% RATE To Support Rent - Posted by Littleguru

Posted by Brent_IL on October 15, 2003 at 17:03:04:

The current rates do allow many well-bought properties to cash-flow.

Market rent is set by supply and demand, not interest rates.

As an example, lately, lenders have made marginal loans because they don’t make money when the cash is sitting in overnight accounts. Just suppose that some bump in the economy accelerates the already increasing foreclosure rate. The banks can’t keep the properties, so they dump them by shorting to RE investors. Now, there are a lot of empty houses and apartment buildings. The former owners need housing, so they enter the rental market. There are more rentals available than there are qualified folks to fill them. Everyone wants to fill their buildings with good tenants, so landlords start offering incentives. Rents drift lower, or the cost of amenities rises.

Eventually, things get sorted out, but in the interim, though you have a 6% loan, your competition might have a free-and-clear property, so your house sits empty.

On the other hand, people will live on the street as a last resort. When the available supply is tight, they will make an ever increasing lease payment because we all have to reside someplace. In this case, one with a 12%APR will cover the mortgage.

For the record, I don?t think we?re headed for a freefall yet.

There are ratios of average rent to market value, but these are localized and vary with the type of rental. The ratio of apartment rent to unit cost is different that that of SFH rent to FMV.

Around here, in my experience only, SFH rents have ranged between .72 of 1% of market value to about .94 of 1% of market value during the past two decades. A single point reference is eight-tenths of one percent of value.
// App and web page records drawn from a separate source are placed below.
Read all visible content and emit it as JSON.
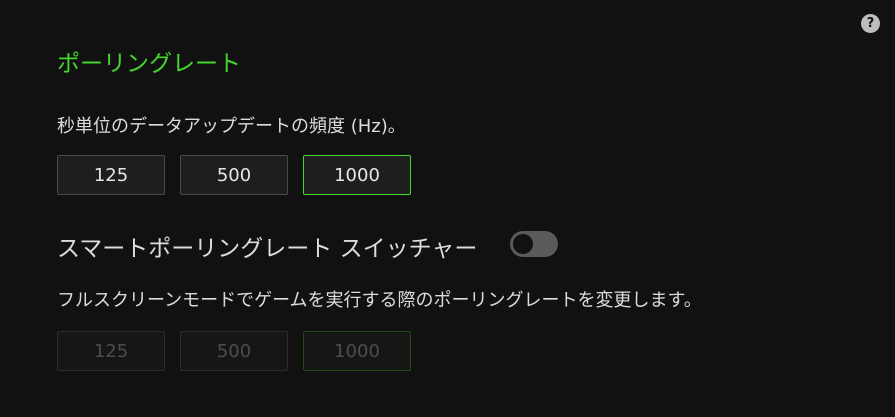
{
  "help": {
    "icon": "question-mark-icon",
    "glyph": "?"
  },
  "polling": {
    "title": "ポーリングレート",
    "description": "秒単位のデータアップデートの頻度 (Hz)。",
    "options": [
      "125",
      "500",
      "1000"
    ],
    "selected": "1000"
  },
  "smart_switch": {
    "label": "スマートポーリングレート スイッチャー",
    "enabled": false,
    "description": "フルスクリーンモードでゲームを実行する際のポーリングレートを変更します。",
    "options": [
      "125",
      "500",
      "1000"
    ],
    "selected": "1000"
  },
  "colors": {
    "accent": "#44d62c",
    "background": "#111111",
    "text": "#dcdcdc",
    "disabled_text": "#4d4d4d"
  }
}
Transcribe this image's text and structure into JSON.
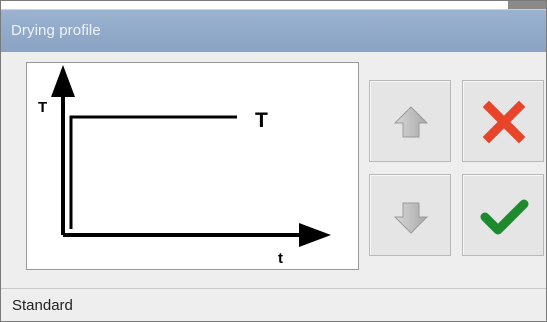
{
  "window": {
    "title": "Drying profile"
  },
  "profile_graph": {
    "y_axis_label": "T",
    "x_axis_label": "t",
    "level_label": "T"
  },
  "buttons": {
    "up_icon": "arrow-up-icon",
    "down_icon": "arrow-down-icon",
    "cancel_icon": "red-x-icon",
    "confirm_icon": "green-checkmark-icon"
  },
  "status": {
    "selected_profile": "Standard"
  },
  "colors": {
    "titlebar": "#8fa8c8",
    "cancel": "#e8442a",
    "confirm": "#1e8a2e",
    "arrow_gray": "#b8b8b8"
  }
}
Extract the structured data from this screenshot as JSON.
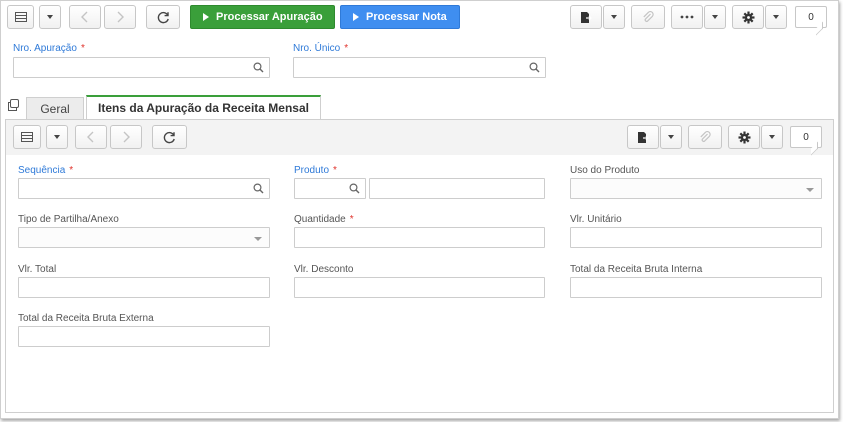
{
  "toolbar": {
    "process_apuracao_label": "Processar Apuração",
    "process_nota_label": "Processar Nota",
    "counter": "0"
  },
  "header": {
    "nro_apuracao_label": "Nro. Apuração",
    "nro_unico_label": "Nro. Único",
    "required_mark": "*"
  },
  "tabs": [
    {
      "label": "Geral"
    },
    {
      "label": "Itens da Apuração da Receita Mensal"
    }
  ],
  "inner_toolbar": {
    "counter": "0"
  },
  "form": {
    "sequencia_label": "Sequência",
    "produto_label": "Produto",
    "uso_produto_label": "Uso do Produto",
    "tipo_partilha_label": "Tipo de Partilha/Anexo",
    "quantidade_label": "Quantidade",
    "vlr_unitario_label": "Vlr. Unitário",
    "vlr_total_label": "Vlr. Total",
    "vlr_desconto_label": "Vlr. Desconto",
    "receita_interna_label": "Total da Receita Bruta Interna",
    "receita_externa_label": "Total da Receita Bruta Externa"
  },
  "colors": {
    "green": "#3a9f3a",
    "blue": "#3f8ef0",
    "required": "#e0322b",
    "label_blue": "#2f7ad8"
  }
}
Using this ratio, you can look at pricing from the other side. If a house is renting at $800 a month, we?d need a good reason to pay more than $100,000 because it would be a variance to the norm.

% RATE To Support Rent - Posted by Littleguru

Posted by Littleguru on October 15, 2003 at 16:24:37:

Doesn’t the current interest rate control what market rent rates are. If rates are high market rents will be higher lower rates lower rent since landlord mortgage payment is lower.

Is their a general rule about what kind of rent rates one should be able to get on a house. Example 150k house me( the landlord) has a IR of 6% for 30 years. I should be able to rent it out for at least what a payment would be on a 7% 30 yr. loan. A little markup

If you have a good loan on a house low IR shouldn’t you always be able to rent it out or find a t/b at a higher IR giving you a positive cash flow? If not how would these SFH ever cashflow.

Don’t current interest rates on a good loan plus a little mark up = market rent?


Re: % RATE To Support Rent - Posted by Sean

Posted by Sean on October 17, 2003 at 07:24:43:

The MARKET doesn’t care what you as a landlord pay on your mortgage… they only pay what they are willing to pay. If your mortgage payment is so high you can’t get a tenant in without taking a monthly loss, that’s NOT the tenants problem or care.

Not all landlords have mortgages, not all landlords are paying bank rates on the private mortgages they have… What tenants are willing to pay dictates rents, morgage rates have no bearing. If you are trying to figure out what you should rent based on Mortgage rates… you probably need to get some more education before becoming a landlord.

Your 150k house will rent for about the same as other houses in that neighborhood of like kind that are currently rented, period.